### Aim of the exercise
The whole listing should be given back without any alteration.

++++++++++++++++++++

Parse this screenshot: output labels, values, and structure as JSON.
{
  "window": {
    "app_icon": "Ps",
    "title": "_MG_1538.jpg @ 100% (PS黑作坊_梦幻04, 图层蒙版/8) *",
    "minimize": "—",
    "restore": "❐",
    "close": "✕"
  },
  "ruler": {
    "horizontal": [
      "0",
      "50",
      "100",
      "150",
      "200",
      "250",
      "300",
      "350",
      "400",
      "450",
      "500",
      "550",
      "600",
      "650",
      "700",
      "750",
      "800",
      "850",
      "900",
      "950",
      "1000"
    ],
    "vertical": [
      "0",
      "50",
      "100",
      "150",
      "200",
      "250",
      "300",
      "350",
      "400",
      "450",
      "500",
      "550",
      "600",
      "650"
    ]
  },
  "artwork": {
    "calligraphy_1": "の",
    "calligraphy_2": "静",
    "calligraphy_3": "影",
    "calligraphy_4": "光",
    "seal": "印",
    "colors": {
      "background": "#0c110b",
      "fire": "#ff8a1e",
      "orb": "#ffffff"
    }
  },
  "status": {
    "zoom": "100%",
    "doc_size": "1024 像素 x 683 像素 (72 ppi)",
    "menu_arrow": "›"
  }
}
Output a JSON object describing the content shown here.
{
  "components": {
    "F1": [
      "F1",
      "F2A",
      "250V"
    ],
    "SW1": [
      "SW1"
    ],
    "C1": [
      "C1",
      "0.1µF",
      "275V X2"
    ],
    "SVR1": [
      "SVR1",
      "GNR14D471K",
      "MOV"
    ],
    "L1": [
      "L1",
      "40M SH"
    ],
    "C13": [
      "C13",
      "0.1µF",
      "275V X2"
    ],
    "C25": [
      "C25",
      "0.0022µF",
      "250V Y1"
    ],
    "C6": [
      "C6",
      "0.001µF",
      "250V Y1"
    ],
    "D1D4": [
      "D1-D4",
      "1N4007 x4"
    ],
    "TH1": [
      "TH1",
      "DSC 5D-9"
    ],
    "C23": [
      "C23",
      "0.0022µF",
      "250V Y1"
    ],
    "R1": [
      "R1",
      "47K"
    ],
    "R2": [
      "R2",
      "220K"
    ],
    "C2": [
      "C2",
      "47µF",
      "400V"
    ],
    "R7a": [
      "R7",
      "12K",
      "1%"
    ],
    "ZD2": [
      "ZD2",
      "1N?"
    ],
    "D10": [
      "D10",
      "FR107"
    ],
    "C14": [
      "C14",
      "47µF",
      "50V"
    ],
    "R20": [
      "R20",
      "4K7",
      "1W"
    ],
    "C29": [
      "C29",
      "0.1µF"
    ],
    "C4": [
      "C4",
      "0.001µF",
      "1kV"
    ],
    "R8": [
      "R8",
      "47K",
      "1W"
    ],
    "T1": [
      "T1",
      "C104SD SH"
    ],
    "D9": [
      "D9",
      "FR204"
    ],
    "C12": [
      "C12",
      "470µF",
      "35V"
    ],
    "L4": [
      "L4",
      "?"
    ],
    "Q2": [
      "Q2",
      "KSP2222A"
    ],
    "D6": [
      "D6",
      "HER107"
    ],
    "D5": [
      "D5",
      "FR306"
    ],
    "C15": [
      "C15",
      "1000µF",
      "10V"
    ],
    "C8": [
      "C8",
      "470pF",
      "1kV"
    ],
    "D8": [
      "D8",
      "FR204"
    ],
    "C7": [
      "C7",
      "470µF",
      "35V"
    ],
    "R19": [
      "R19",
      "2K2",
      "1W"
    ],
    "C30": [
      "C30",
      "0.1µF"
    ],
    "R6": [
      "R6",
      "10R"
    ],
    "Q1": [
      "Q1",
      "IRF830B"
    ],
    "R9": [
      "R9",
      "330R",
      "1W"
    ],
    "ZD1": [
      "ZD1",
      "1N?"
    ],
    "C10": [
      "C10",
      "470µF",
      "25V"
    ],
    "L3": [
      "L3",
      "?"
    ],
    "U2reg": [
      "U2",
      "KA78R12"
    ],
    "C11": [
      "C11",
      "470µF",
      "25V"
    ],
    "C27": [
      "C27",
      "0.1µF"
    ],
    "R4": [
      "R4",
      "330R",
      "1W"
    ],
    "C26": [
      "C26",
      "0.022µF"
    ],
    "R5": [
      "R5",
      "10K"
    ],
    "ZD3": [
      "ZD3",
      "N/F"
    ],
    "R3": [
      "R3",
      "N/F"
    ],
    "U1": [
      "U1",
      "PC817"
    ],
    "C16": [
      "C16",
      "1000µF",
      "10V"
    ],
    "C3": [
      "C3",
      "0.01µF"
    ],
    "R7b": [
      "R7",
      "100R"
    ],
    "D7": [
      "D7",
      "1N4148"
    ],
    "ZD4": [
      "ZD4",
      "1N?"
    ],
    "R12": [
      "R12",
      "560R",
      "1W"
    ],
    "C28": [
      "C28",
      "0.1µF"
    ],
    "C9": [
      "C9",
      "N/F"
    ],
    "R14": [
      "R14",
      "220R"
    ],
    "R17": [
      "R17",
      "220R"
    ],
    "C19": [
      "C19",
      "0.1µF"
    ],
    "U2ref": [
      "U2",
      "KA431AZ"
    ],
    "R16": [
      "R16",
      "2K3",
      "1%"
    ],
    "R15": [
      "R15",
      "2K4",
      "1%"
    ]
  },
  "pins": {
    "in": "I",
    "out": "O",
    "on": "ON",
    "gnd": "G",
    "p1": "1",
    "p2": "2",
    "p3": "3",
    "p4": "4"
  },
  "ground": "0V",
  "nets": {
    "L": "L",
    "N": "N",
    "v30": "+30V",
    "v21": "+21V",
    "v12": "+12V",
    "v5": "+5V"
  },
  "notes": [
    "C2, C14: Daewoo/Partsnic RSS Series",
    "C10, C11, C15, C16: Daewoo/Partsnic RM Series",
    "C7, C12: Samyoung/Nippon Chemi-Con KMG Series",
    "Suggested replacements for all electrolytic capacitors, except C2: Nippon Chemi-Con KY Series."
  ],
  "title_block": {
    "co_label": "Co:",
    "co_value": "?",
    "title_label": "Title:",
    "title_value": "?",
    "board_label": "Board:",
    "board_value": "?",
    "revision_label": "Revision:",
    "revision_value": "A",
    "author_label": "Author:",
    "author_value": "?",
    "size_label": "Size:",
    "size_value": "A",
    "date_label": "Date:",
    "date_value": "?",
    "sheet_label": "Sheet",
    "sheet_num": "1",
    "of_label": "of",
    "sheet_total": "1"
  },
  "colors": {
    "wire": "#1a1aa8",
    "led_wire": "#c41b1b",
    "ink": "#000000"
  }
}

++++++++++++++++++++

### Exercise response
Parse this screenshot: output labels, values, and structure as JSON.
{
  "window": {
    "app_icon": "Ps",
    "title": "_MG_1538.jpg @ 100% (PS黑作坊_梦幻04, 图层蒙版/8) *",
    "minimize": "—",
    "restore": "❐",
    "close": "✕"
  },
  "ruler": {
    "horizontal": [
      "0",
      "50",
      "100",
      "150",
      "200",
      "250",
      "300",
      "350",
      "400",
      "450",
      "500",
      "550",
      "600",
      "650",
      "700",
      "750",
      "800",
      "850",
      "900",
      "950",
      "1000"
    ],
    "vertical": [
      "0",
      "50",
      "100",
      "150",
      "200",
      "250",
      "300",
      "350",
      "400",
      "450",
      "500",
      "550",
      "600",
      "650"
    ]
  },
  "artwork": {
    "calligraphy_1": "の",
    "calligraphy_2": "静",
    "calligraphy_3": "影",
    "calligraphy_4": "光",
    "seal": "印",
    "colors": {
      "background": "#0c110b",
      "fire": "#ff8a1e",
      "orb": "#ffffff"
    }
  },
  "status": {
    "zoom": "100%",
    "doc_size": "1024 像素 x 683 像素 (72 ppi)",
    "menu_arrow": "›"
  }
}
Output a JSON object describing the content shown here.
{
  "components": {
    "F1": [
      "F1",
      "F2A",
      "250V"
    ],
    "SW1": [
      "SW1"
    ],
    "C1": [
      "C1",
      "0.1µF",
      "275V X2"
    ],
    "SVR1": [
      "SVR1",
      "GNR14D471K",
      "MOV"
    ],
    "L1": [
      "L1",
      "40M SH"
    ],
    "C13": [
      "C13",
      "0.1µF",
      "275V X2"
    ],
    "C25": [
      "C25",
      "0.0022µF",
      "250V Y1"
    ],
    "C6": [
      "C6",
      "0.001µF",
      "250V Y1"
    ],
    "D1D4": [
      "D1-D4",
      "1N4007 x4"
    ],
    "TH1": [
      "TH1",
      "DSC 5D-9"
    ],
    "C23": [
      "C23",
      "0.0022µF",
      "250V Y1"
    ],
    "R1": [
      "R1",
      "47K"
    ],
    "R2": [
      "R2",
      "220K"
    ],
    "C2": [
      "C2",
      "47µF",
      "400V"
    ],
    "R7a": [
      "R7",
      "12K",
      "1%"
    ],
    "ZD2": [
      "ZD2",
      "1N?"
    ],
    "D10": [
      "D10",
      "FR107"
    ],
    "C14": [
      "C14",
      "47µF",
      "50V"
    ],
    "R20": [
      "R20",
      "4K7",
      "1W"
    ],
    "C29": [
      "C29",
      "0.1µF"
    ],
    "C4": [
      "C4",
      "0.001µF",
      "1kV"
    ],
    "R8": [
      "R8",
      "47K",
      "1W"
    ],
    "T1": [
      "T1",
      "C104SD SH"
    ],
    "D9": [
      "D9",
      "FR204"
    ],
    "C12": [
      "C12",
      "470µF",
      "35V"
    ],
    "L4": [
      "L4",
      "?"
    ],
    "Q2": [
      "Q2",
      "KSP2222A"
    ],
    "D6": [
      "D6",
      "HER107"
    ],
    "D5": [
      "D5",
      "FR306"
    ],
    "C15": [
      "C15",
      "1000µF",
      "10V"
    ],
    "C8": [
      "C8",
      "470pF",
      "1kV"
    ],
    "D8": [
      "D8",
      "FR204"
    ],
    "C7": [
      "C7",
      "470µF",
      "35V"
    ],
    "R19": [
      "R19",
      "2K2",
      "1W"
    ],
    "C30": [
      "C30",
      "0.1µF"
    ],
    "R6": [
      "R6",
      "10R"
    ],
    "Q1": [
      "Q1",
      "IRF830B"
    ],
    "R9": [
      "R9",
      "330R",
      "1W"
    ],
    "ZD1": [
      "ZD1",
      "1N?"
    ],
    "C10": [
      "C10",
      "470µF",
      "25V"
    ],
    "L3": [
      "L3",
      "?"
    ],
    "U2reg": [
      "U2",
      "KA78R12"
    ],
    "C11": [
      "C11",
      "470µF",
      "25V"
    ],
    "C27": [
      "C27",
      "0.1µF"
    ],
    "R4": [
      "R4",
      "330R",
      "1W"
    ],
    "C26": [
      "C26",
      "0.022µF"
    ],
    "R5": [
      "R5",
      "10K"
    ],
    "ZD3": [
      "ZD3",
      "N/F"
    ],
    "R3": [
      "R3",
      "N/F"
    ],
    "U1": [
      "U1",
      "PC817"
    ],
    "C16": [
      "C16",
      "1000µF",
      "10V"
    ],
    "C3": [
      "C3",
      "0.01µF"
    ],
    "R7b": [
      "R7",
      "100R"
    ],
    "D7": [
      "D7",
      "1N4148"
    ],
    "ZD4": [
      "ZD4",
      "1N?"
    ],
    "R12": [
      "R12",
      "560R",
      "1W"
    ],
    "C28": [
      "C28",
      "0.1µF"
    ],
    "C9": [
      "C9",
      "N/F"
    ],
    "R14": [
      "R14",
      "220R"
    ],
    "R17": [
      "R17",
      "220R"
    ],
    "C19": [
      "C19",
      "0.1µF"
    ],
    "U2ref": [
      "U2",
      "KA431AZ"
    ],
    "R16": [
      "R16",
      "2K3",
      "1%"
    ],
    "R15": [
      "R15",
      "2K4",
      "1%"
    ]
  },
  "pins": {
    "in": "I",
    "out": "O",
    "on": "ON",
    "gnd": "G",
    "p1": "1",
    "p2": "2",
    "p3": "3",
    "p4": "4"
  },
  "ground": "0V",
  "nets": {
    "L": "L",
    "N": "N",
    "v30": "+30V",
    "v21": "+21V",
    "v12": "+12V",
    "v5": "+5V"
  },
  "notes": [
    "C2, C14: Daewoo/Partsnic RSS Series",
    "C10, C11, C15, C16: Daewoo/Partsnic RM Series",
    "C7, C12: Samyoung/Nippon Chemi-Con KMG Series",
    "Suggested replacements for all electrolytic capacitors, except C2: Nippon Chemi-Con KY Series."
  ],
  "title_block": {
    "co_label": "Co:",
    "co_value": "?",
    "title_label": "Title:",
    "title_value": "?",
    "board_label": "Board:",
    "board_value": "?",
    "revision_label": "Revision:",
    "revision_value": "A",
    "author_label": "Author:",
    "author_value": "?",
    "size_label": "Size:",
    "size_value": "A",
    "date_label": "Date:",
    "date_value": "?",
    "sheet_label": "Sheet",
    "sheet_num": "1",
    "of_label": "of",
    "sheet_total": "1"
  },
  "colors": {
    "wire": "#1a1aa8",
    "led_wire": "#c41b1b",
    "ink": "#000000"
  }
}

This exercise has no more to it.